*Exercise description*: Omit the pictures, please, and give each record below again exactly.

*Given data*:

——————————

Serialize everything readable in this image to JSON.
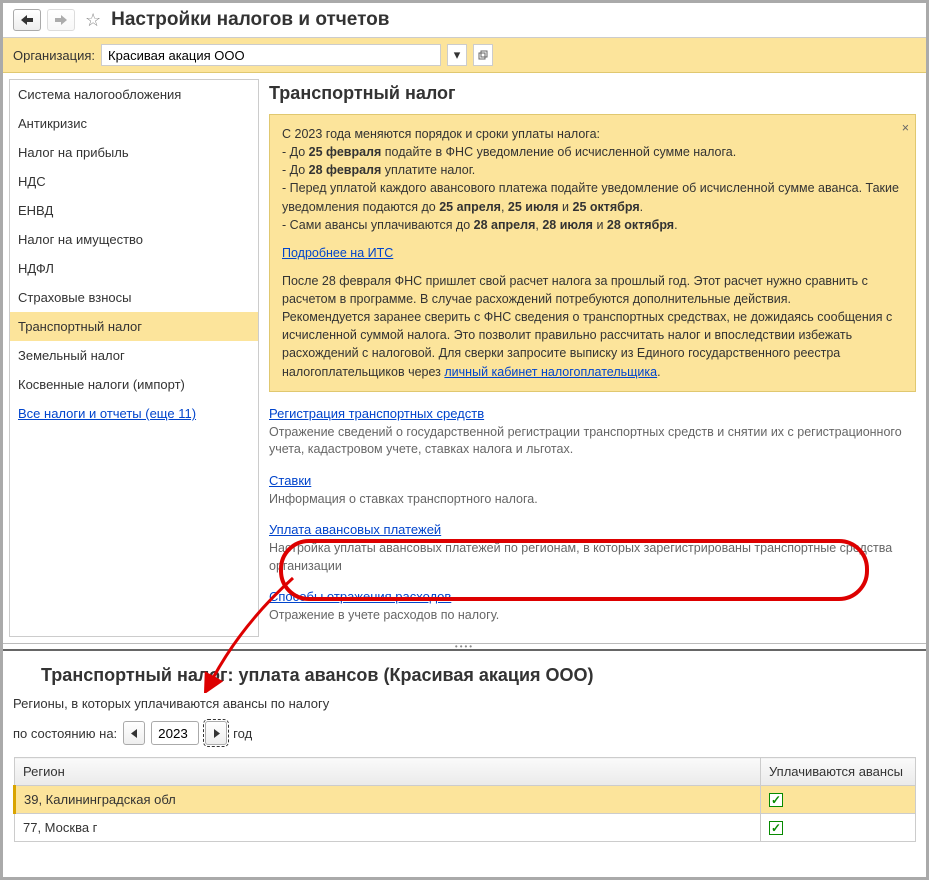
{
  "header": {
    "title": "Настройки налогов и отчетов"
  },
  "org": {
    "label": "Организация:",
    "value": "Красивая акация ООО"
  },
  "sidebar": {
    "items": [
      "Система налогообложения",
      "Антикризис",
      "Налог на прибыль",
      "НДС",
      "ЕНВД",
      "Налог на имущество",
      "НДФЛ",
      "Страховые взносы",
      "Транспортный налог",
      "Земельный налог",
      "Косвенные налоги (импорт)"
    ],
    "more": "Все налоги и отчеты (еще 11)",
    "selected_index": 8
  },
  "content": {
    "title": "Транспортный налог",
    "info": {
      "line1": "С 2023 года меняются порядок и сроки уплаты налога:",
      "li1_a": " - До ",
      "li1_b": "25 февраля",
      "li1_c": " подайте в ФНС уведомление об исчисленной сумме налога.",
      "li2_a": " - До ",
      "li2_b": "28 февраля",
      "li2_c": " уплатите налог.",
      "li3_a": " - Перед уплатой каждого авансового платежа подайте уведомление об исчисленной сумме аванса. Такие уведомления подаются до ",
      "li3_b": "25 апреля",
      "li3_c": ", ",
      "li3_d": "25 июля",
      "li3_e": " и ",
      "li3_f": "25 октября",
      "li3_g": ".",
      "li4_a": " - Сами авансы уплачиваются до ",
      "li4_b": "28 апреля",
      "li4_c": ", ",
      "li4_d": "28 июля",
      "li4_e": " и ",
      "li4_f": "28 октября",
      "li4_g": ".",
      "more_link": "Подробнее на ИТС",
      "para2_a": "После 28 февраля ФНС пришлет свой расчет налога за прошлый год. Этот расчет нужно сравнить с расчетом в программе. В случае расхождений потребуются дополнительные действия.",
      "para2_b": "Рекомендуется заранее сверить с ФНС сведения о транспортных средствах, не дожидаясь сообщения с исчисленной суммой налога. Это позволит правильно рассчитать налог и впоследствии избежать расхождений с налоговой. Для сверки запросите выписку из Единого государственного реестра налогоплательщиков через ",
      "cabinet_link": "личный кабинет налогоплательщика",
      "dot": "."
    },
    "sections": [
      {
        "link": "Регистрация транспортных средств",
        "desc": "Отражение сведений о государственной регистрации транспортных средств и снятии их с регистрационного учета, кадастровом учете, ставках налога и льготах."
      },
      {
        "link": "Ставки",
        "desc": "Информация о ставках транспортного налога."
      },
      {
        "link": "Уплата авансовых платежей",
        "desc": "Настройка уплаты авансовых платежей по регионам, в которых зарегистрированы транспортные средства организации"
      },
      {
        "link": "Способы отражения расходов",
        "desc": "Отражение в учете расходов по налогу."
      }
    ]
  },
  "bottom": {
    "title": "Транспортный налог: уплата авансов (Красивая акация ООО)",
    "sub": "Регионы, в которых уплачиваются авансы по налогу",
    "as_of": "по состоянию на:",
    "year": "2023",
    "year_suffix": "год",
    "columns": {
      "region": "Регион",
      "advance": "Уплачиваются авансы"
    },
    "rows": [
      {
        "region": "39, Калининградская обл",
        "advance": true,
        "selected": true
      },
      {
        "region": "77, Москва г",
        "advance": true,
        "selected": false
      }
    ]
  }
}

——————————

*Answer box*:
Serialize everything readable in this image to JSON.
{
  "header": {
    "title": "Настройки налогов и отчетов"
  },
  "org": {
    "label": "Организация:",
    "value": "Красивая акация ООО"
  },
  "sidebar": {
    "items": [
      "Система налогообложения",
      "Антикризис",
      "Налог на прибыль",
      "НДС",
      "ЕНВД",
      "Налог на имущество",
      "НДФЛ",
      "Страховые взносы",
      "Транспортный налог",
      "Земельный налог",
      "Косвенные налоги (импорт)"
    ],
    "more": "Все налоги и отчеты (еще 11)",
    "selected_index": 8
  },
  "content": {
    "title": "Транспортный налог",
    "info": {
      "line1": "С 2023 года меняются порядок и сроки уплаты налога:",
      "li1_a": " - До ",
      "li1_b": "25 февраля",
      "li1_c": " подайте в ФНС уведомление об исчисленной сумме налога.",
      "li2_a": " - До ",
      "li2_b": "28 февраля",
      "li2_c": " уплатите налог.",
      "li3_a": " - Перед уплатой каждого авансового платежа подайте уведомление об исчисленной сумме аванса. Такие уведомления подаются до ",
      "li3_b": "25 апреля",
      "li3_c": ", ",
      "li3_d": "25 июля",
      "li3_e": " и ",
      "li3_f": "25 октября",
      "li3_g": ".",
      "li4_a": " - Сами авансы уплачиваются до ",
      "li4_b": "28 апреля",
      "li4_c": ", ",
      "li4_d": "28 июля",
      "li4_e": " и ",
      "li4_f": "28 октября",
      "li4_g": ".",
      "more_link": "Подробнее на ИТС",
      "para2_a": "После 28 февраля ФНС пришлет свой расчет налога за прошлый год. Этот расчет нужно сравнить с расчетом в программе. В случае расхождений потребуются дополнительные действия.",
      "para2_b": "Рекомендуется заранее сверить с ФНС сведения о транспортных средствах, не дожидаясь сообщения с исчисленной суммой налога. Это позволит правильно рассчитать налог и впоследствии избежать расхождений с налоговой. Для сверки запросите выписку из Единого государственного реестра налогоплательщиков через ",
      "cabinet_link": "личный кабинет налогоплательщика",
      "dot": "."
    },
    "sections": [
      {
        "link": "Регистрация транспортных средств",
        "desc": "Отражение сведений о государственной регистрации транспортных средств и снятии их с регистрационного учета, кадастровом учете, ставках налога и льготах."
      },
      {
        "link": "Ставки",
        "desc": "Информация о ставках транспортного налога."
      },
      {
        "link": "Уплата авансовых платежей",
        "desc": "Настройка уплаты авансовых платежей по регионам, в которых зарегистрированы транспортные средства организации"
      },
      {
        "link": "Способы отражения расходов",
        "desc": "Отражение в учете расходов по налогу."
      }
    ]
  },
  "bottom": {
    "title": "Транспортный налог: уплата авансов (Красивая акация ООО)",
    "sub": "Регионы, в которых уплачиваются авансы по налогу",
    "as_of": "по состоянию на:",
    "year": "2023",
    "year_suffix": "год",
    "columns": {
      "region": "Регион",
      "advance": "Уплачиваются авансы"
    },
    "rows": [
      {
        "region": "39, Калининградская обл",
        "advance": true,
        "selected": true
      },
      {
        "region": "77, Москва г",
        "advance": true,
        "selected": false
      }
    ]
  }
}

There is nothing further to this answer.